Many small business owners automatically turn to business loans
when in need of financing, but there is another option to consider as well. A business line of credit
can provide more flexibility than a traditional business loan, and works similarly to a credit card - in that you are given a credit limit and have to repay the amount that you borrow, plus interest.
Below we highlight some unique differences between a business line of credit and other funding options
such as business loans
and credit cards
Understanding a Business Line of Credit
A business line of credit, or LOC, offers a lot of flexibility in the form of a rolling credit limit that your business can dip into as needed. Once you pay back the money withdrawn, you can reuse the line of credit
up to the full amount available. For example, if you have a $50,000 line of credit and borrow $20,000 from it, you’ll still have $30,000 from which you can draw funds. If you repay your $20,000 without borrowing additional funds, your credit limit goes back to $50,000.
Repayment terms are also extremely flexible with an LOC. Similar to a credit card, you will typically have to make a minimum monthly payment toward your borrowed balance. However, you aren't locked into a fixed monthly payment like you typically would be with a business loan. With a business line of credit you can choose to pay the minimum monthly payment, or make larger payments to pay down your outstanding balance faster. Also, unlike a loan, if you don't use your line of credit, there's nothing to pay back. In other words, interest only accumulates when you draw, or take money, from your LOC.
A business line of credit can be obtained
through a bank, credit union or lending company. You will apply and request an amount of credit based on your business needs. Similar to a loan application
, the lender will likely ask you to provide documentation such as your business’s financial statements
and tax returns before making an approval decision. You may also be required to show your own financial information such as your personal credit report
. And as is sometimes the case with business loans, you may be asked to put up collateral
or provide a personal guarantee
in order to secure a line of credit for your business.
Many businesses like the flexibility of keeping a line of credit open.
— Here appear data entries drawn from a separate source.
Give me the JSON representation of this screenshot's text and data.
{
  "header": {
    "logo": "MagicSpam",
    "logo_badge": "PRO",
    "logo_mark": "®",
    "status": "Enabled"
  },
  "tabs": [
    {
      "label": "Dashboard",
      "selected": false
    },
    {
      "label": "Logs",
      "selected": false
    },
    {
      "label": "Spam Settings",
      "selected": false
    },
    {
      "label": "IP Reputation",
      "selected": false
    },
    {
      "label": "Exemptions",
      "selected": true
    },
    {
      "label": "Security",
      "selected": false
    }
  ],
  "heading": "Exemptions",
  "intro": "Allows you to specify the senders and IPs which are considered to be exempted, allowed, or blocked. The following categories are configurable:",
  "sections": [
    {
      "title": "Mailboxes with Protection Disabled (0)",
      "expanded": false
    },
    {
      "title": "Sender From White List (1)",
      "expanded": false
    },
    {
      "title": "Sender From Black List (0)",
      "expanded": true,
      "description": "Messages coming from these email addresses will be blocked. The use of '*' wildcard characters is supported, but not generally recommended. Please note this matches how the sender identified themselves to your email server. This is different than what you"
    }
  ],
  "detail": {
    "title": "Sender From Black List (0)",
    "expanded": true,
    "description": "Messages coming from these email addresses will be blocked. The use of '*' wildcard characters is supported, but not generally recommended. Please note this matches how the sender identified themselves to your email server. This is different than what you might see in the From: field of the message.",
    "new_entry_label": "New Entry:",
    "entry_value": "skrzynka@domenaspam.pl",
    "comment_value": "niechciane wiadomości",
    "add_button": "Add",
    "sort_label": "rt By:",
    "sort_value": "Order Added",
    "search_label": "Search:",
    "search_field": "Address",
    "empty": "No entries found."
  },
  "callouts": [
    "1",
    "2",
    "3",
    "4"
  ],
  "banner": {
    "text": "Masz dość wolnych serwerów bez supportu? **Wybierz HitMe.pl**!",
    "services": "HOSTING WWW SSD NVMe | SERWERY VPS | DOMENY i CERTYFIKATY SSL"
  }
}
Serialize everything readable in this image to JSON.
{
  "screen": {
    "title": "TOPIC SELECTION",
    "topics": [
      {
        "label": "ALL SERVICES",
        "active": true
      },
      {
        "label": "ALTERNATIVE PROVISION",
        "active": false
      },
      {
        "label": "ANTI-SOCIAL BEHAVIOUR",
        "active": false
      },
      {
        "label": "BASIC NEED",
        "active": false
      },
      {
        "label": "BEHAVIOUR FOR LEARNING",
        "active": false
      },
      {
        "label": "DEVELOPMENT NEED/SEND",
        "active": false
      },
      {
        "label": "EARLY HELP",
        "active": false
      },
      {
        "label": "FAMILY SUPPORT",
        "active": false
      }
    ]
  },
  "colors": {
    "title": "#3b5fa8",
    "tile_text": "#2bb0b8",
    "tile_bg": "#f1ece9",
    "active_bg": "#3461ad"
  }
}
Small businesses can apply for lines of credit as low as $10,000 for short-term capital or inventory purchases, while large corporations can maintain LOCs of $1 million or more. The terms on lines of credit typically last longer than loans and can range from six months to five years or longer. Some lenders do charge inactivity fees or withdrawal fees on LOCs, so it's important to understand all of the fine print associated with a line of credit before you open one.
When a Line of Credit Could Work for Your Business
Because the terms are flexible, you can use a line of credit for almost any business need – whether it be covering operating expenses, expanding
your business, or anything in between. However, maintaining a line of credit for your business can require some financial discipline. A good rule of thumb is to think of your line of credit as short-term financing, and budget
the repayment of it appropriately. For seasonal businesses, some months may be slower than others. Drawing from a line of credit for payroll and other fixed expenses can help you survive the lean months, but it's important to pay off your LOC balance when business picks back up. Otherwise, you risk racking up debt and late payment fees, and tarnishing your business’s credit history
Here are some things to review
when considering a business line of credit:
• Repayment terms
• Associated fees
• Eligibility requirements
• Line of credit limits
Ultimately, the decision of whether a line of credit is the best funding option for your business will come down to your unique financial situation. It may be helpful to meet with a business lending professional to discuss your business’s borrowing needs and long-term goals. That way, they can help guide you toward the solution that best fits your business.
At BankFive, we believe the small businesses are the lifeblood of the communities we serve. If you are a small business owner considering a business line of credit, or other funding option, schedule a consultation or apply online with us today.